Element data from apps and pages
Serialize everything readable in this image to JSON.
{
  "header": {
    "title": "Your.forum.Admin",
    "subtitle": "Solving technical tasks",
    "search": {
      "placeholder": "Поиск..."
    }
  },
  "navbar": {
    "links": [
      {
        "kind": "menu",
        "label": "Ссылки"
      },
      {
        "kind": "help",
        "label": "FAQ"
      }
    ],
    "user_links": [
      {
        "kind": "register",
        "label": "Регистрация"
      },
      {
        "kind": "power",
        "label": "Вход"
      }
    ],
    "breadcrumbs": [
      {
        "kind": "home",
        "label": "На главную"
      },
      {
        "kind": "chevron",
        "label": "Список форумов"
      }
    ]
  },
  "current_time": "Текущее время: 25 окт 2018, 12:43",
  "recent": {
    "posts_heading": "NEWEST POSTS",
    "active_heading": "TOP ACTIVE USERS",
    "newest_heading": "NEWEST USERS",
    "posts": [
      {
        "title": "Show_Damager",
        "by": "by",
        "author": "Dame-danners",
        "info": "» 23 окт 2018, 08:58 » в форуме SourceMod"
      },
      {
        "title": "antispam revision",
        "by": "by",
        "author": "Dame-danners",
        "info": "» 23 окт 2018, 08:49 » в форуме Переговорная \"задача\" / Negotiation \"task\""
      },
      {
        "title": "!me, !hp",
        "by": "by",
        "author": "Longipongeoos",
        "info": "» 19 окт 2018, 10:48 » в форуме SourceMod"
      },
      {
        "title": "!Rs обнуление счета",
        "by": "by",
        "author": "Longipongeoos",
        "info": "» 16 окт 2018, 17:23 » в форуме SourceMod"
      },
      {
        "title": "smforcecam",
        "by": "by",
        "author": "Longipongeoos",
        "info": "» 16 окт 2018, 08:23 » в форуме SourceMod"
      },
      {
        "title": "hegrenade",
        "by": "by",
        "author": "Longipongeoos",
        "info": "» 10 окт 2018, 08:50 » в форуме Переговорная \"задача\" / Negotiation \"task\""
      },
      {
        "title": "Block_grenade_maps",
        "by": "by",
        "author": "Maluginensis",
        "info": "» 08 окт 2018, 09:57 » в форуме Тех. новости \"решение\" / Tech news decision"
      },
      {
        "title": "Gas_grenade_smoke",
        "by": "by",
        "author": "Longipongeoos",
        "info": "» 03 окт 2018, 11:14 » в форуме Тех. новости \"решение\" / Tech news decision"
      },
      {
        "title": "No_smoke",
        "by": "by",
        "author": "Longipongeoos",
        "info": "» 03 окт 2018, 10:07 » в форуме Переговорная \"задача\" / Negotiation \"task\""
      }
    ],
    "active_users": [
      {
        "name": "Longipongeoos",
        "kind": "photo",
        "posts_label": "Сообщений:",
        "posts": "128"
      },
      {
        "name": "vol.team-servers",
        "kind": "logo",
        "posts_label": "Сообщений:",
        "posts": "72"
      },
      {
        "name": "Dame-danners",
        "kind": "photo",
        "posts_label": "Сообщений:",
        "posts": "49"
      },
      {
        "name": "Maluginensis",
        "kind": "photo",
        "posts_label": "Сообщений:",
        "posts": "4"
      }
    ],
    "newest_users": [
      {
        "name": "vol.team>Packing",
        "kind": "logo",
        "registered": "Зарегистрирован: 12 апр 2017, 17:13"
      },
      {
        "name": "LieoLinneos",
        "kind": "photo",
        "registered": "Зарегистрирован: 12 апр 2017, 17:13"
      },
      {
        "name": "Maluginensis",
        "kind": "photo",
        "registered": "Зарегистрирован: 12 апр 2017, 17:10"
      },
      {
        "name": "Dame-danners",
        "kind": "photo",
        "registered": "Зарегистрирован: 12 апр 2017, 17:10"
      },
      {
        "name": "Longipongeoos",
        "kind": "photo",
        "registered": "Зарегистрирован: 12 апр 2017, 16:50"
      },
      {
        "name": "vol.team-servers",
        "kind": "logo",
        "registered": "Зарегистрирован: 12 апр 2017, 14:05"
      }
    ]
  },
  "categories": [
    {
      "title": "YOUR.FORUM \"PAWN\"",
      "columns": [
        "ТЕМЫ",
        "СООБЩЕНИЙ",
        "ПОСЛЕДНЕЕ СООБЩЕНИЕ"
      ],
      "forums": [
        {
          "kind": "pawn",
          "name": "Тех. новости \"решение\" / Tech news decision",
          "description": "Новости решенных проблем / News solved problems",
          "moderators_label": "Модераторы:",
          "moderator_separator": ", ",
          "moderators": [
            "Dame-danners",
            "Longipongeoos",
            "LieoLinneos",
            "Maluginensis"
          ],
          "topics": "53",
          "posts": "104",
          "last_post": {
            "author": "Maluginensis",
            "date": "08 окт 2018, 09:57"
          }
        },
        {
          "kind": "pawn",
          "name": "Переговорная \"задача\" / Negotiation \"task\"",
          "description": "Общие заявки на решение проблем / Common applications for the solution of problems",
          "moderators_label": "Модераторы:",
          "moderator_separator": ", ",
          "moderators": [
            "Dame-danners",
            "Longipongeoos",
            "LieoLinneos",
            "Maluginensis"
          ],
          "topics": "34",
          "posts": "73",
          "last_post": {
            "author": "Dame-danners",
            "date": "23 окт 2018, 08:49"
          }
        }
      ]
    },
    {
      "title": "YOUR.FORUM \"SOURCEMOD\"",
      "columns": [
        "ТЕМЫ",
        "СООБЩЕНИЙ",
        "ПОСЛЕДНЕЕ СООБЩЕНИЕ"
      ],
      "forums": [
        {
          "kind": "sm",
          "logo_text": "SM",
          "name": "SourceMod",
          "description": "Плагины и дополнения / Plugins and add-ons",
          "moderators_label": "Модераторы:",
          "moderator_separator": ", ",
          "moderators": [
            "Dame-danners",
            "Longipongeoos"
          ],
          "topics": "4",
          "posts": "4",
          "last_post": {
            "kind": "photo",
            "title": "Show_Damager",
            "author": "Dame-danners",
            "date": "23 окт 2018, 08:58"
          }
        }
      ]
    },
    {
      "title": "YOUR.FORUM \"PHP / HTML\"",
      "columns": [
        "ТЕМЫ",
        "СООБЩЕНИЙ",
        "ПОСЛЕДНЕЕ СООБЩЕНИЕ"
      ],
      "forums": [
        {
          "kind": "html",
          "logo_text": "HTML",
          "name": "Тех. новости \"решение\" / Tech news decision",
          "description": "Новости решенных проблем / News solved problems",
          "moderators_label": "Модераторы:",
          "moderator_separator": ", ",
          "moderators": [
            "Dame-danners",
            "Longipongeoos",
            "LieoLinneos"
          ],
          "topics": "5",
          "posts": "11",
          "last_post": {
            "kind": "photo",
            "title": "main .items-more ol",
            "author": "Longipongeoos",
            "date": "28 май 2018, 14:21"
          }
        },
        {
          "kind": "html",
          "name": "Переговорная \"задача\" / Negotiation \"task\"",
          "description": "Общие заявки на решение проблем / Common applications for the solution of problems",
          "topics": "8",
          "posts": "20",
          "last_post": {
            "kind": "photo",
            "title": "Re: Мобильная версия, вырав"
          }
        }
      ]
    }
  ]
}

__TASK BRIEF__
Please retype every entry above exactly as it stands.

__EXERCISE RESULT__
Serialize everything readable in this image to JSON.
{
  "header": {
    "title": "Your.forum.Admin",
    "subtitle": "Solving technical tasks",
    "search": {
      "placeholder": "Поиск..."
    }
  },
  "navbar": {
    "links": [
      {
        "kind": "menu",
        "label": "Ссылки"
      },
      {
        "kind": "help",
        "label": "FAQ"
      }
    ],
    "user_links": [
      {
        "kind": "register",
        "label": "Регистрация"
      },
      {
        "kind": "power",
        "label": "Вход"
      }
    ],
    "breadcrumbs": [
      {
        "kind": "home",
        "label": "На главную"
      },
      {
        "kind": "chevron",
        "label": "Список форумов"
      }
    ]
  },
  "current_time": "Текущее время: 25 окт 2018, 12:43",
  "recent": {
    "posts_heading": "NEWEST POSTS",
    "active_heading": "TOP ACTIVE USERS",
    "newest_heading": "NEWEST USERS",
    "posts": [
      {
        "title": "Show_Damager",
        "by": "by",
        "author": "Dame-danners",
        "info": "» 23 окт 2018, 08:58 » в форуме SourceMod"
      },
      {
        "title": "antispam revision",
        "by": "by",
        "author": "Dame-danners",
        "info": "» 23 окт 2018, 08:49 » в форуме Переговорная \"задача\" / Negotiation \"task\""
      },
      {
        "title": "!me, !hp",
        "by": "by",
        "author": "Longipongeoos",
        "info": "» 19 окт 2018, 10:48 » в форуме SourceMod"
      },
      {
        "title": "!Rs обнуление счета",
        "by": "by",
        "author": "Longipongeoos",
        "info": "» 16 окт 2018, 17:23 » в форуме SourceMod"
      },
      {
        "title": "smforcecam",
        "by": "by",
        "author": "Longipongeoos",
        "info": "» 16 окт 2018, 08:23 » в форуме SourceMod"
      },
      {
        "title": "hegrenade",
        "by": "by",
        "author": "Longipongeoos",
        "info": "» 10 окт 2018, 08:50 » в форуме Переговорная \"задача\" / Negotiation \"task\""
      },
      {
        "title": "Block_grenade_maps",
        "by": "by",
        "author": "Maluginensis",
        "info": "» 08 окт 2018, 09:57 » в форуме Тех. новости \"решение\" / Tech news decision"
      },
      {
        "title": "Gas_grenade_smoke",
        "by": "by",
        "author": "Longipongeoos",
        "info": "» 03 окт 2018, 11:14 » в форуме Тех. новости \"решение\" / Tech news decision"
      },
      {
        "title": "No_smoke",
        "by": "by",
        "author": "Longipongeoos",
        "info": "» 03 окт 2018, 10:07 » в форуме Переговорная \"задача\" / Negotiation \"task\""
      }
    ],
    "active_users": [
      {
        "name": "Longipongeoos",
        "kind": "photo",
        "posts_label": "Сообщений:",
        "posts": "128"
      },
      {
        "name": "vol.team-servers",
        "kind": "logo",
        "posts_label": "Сообщений:",
        "posts": "72"
      },
      {
        "name": "Dame-danners",
        "kind": "photo",
        "posts_label": "Сообщений:",
        "posts": "49"
      },
      {
        "name": "Maluginensis",
        "kind": "photo",
        "posts_label": "Сообщений:",
        "posts": "4"
      }
    ],
    "newest_users": [
      {
        "name": "vol.team>Packing",
        "kind": "logo",
        "registered": "Зарегистрирован: 12 апр 2017, 17:13"
      },
      {
        "name": "LieoLinneos",
        "kind": "photo",
        "registered": "Зарегистрирован: 12 апр 2017, 17:13"
      },
      {
        "name": "Maluginensis",
        "kind": "photo",
        "registered": "Зарегистрирован: 12 апр 2017, 17:10"
      },
      {
        "name": "Dame-danners",
        "kind": "photo",
        "registered": "Зарегистрирован: 12 апр 2017, 17:10"
      },
      {
        "name": "Longipongeoos",
        "kind": "photo",
        "registered": "Зарегистрирован: 12 апр 2017, 16:50"
      },
      {
        "name": "vol.team-servers",
        "kind": "logo",
        "registered": "Зарегистрирован: 12 апр 2017, 14:05"
      }
    ]
  },
  "categories": [
    {
      "title": "YOUR.FORUM \"PAWN\"",
      "columns": [
        "ТЕМЫ",
        "СООБЩЕНИЙ",
        "ПОСЛЕДНЕЕ СООБЩЕНИЕ"
      ],
      "forums": [
        {
          "kind": "pawn",
          "name": "Тех. новости \"решение\" / Tech news decision",
          "description": "Новости решенных проблем / News solved problems",
          "moderators_label": "Модераторы:",
          "moderator_separator": ", ",
          "moderators": [
            "Dame-danners",
            "Longipongeoos",
            "LieoLinneos",
            "Maluginensis"
          ],
          "topics": "53",
          "posts": "104",
          "last_post": {
            "author": "Maluginensis",
            "date": "08 окт 2018, 09:57"
          }
        },
        {
          "kind": "pawn",
          "name": "Переговорная \"задача\" / Negotiation \"task\"",
          "description": "Общие заявки на решение проблем / Common applications for the solution of problems",
          "moderators_label": "Модераторы:",
          "moderator_separator": ", ",
          "moderators": [
            "Dame-danners",
            "Longipongeoos",
            "LieoLinneos",
            "Maluginensis"
          ],
          "topics": "34",
          "posts": "73",
          "last_post": {
            "author": "Dame-danners",
            "date": "23 окт 2018, 08:49"
          }
        }
      ]
    },
    {
      "title": "YOUR.FORUM \"SOURCEMOD\"",
      "columns": [
        "ТЕМЫ",
        "СООБЩЕНИЙ",
        "ПОСЛЕДНЕЕ СООБЩЕНИЕ"
      ],
      "forums": [
        {
          "kind": "sm",
          "logo_text": "SM",
          "name": "SourceMod",
          "description": "Плагины и дополнения / Plugins and add-ons",
          "moderators_label": "Модераторы:",
          "moderator_separator": ", ",
          "moderators": [
            "Dame-danners",
            "Longipongeoos"
          ],
          "topics": "4",
          "posts": "4",
          "last_post": {
            "kind": "photo",
            "title": "Show_Damager",
            "author": "Dame-danners",
            "date": "23 окт 2018, 08:58"
          }
        }
      ]
    },
    {
      "title": "YOUR.FORUM \"PHP / HTML\"",
      "columns": [
        "ТЕМЫ",
        "СООБЩЕНИЙ",
        "ПОСЛЕДНЕЕ СООБЩЕНИЕ"
      ],
      "forums": [
        {
          "kind": "html",
          "logo_text": "HTML",
          "name": "Тех. новости \"решение\" / Tech news decision",
          "description": "Новости решенных проблем / News solved problems",
          "moderators_label": "Модераторы:",
          "moderator_separator": ", ",
          "moderators": [
            "Dame-danners",
            "Longipongeoos",
            "LieoLinneos"
          ],
          "topics": "5",
          "posts": "11",
          "last_post": {
            "kind": "photo",
            "title": "main .items-more ol",
            "author": "Longipongeoos",
            "date": "28 май 2018, 14:21"
          }
        },
        {
          "kind": "html",
          "name": "Переговорная \"задача\" / Negotiation \"task\"",
          "description": "Общие заявки на решение проблем / Common applications for the solution of problems",
          "topics": "8",
          "posts": "20",
          "last_post": {
            "kind": "photo",
            "title": "Re: Мобильная версия, вырав"
          }
        }
      ]
    }
  ]
}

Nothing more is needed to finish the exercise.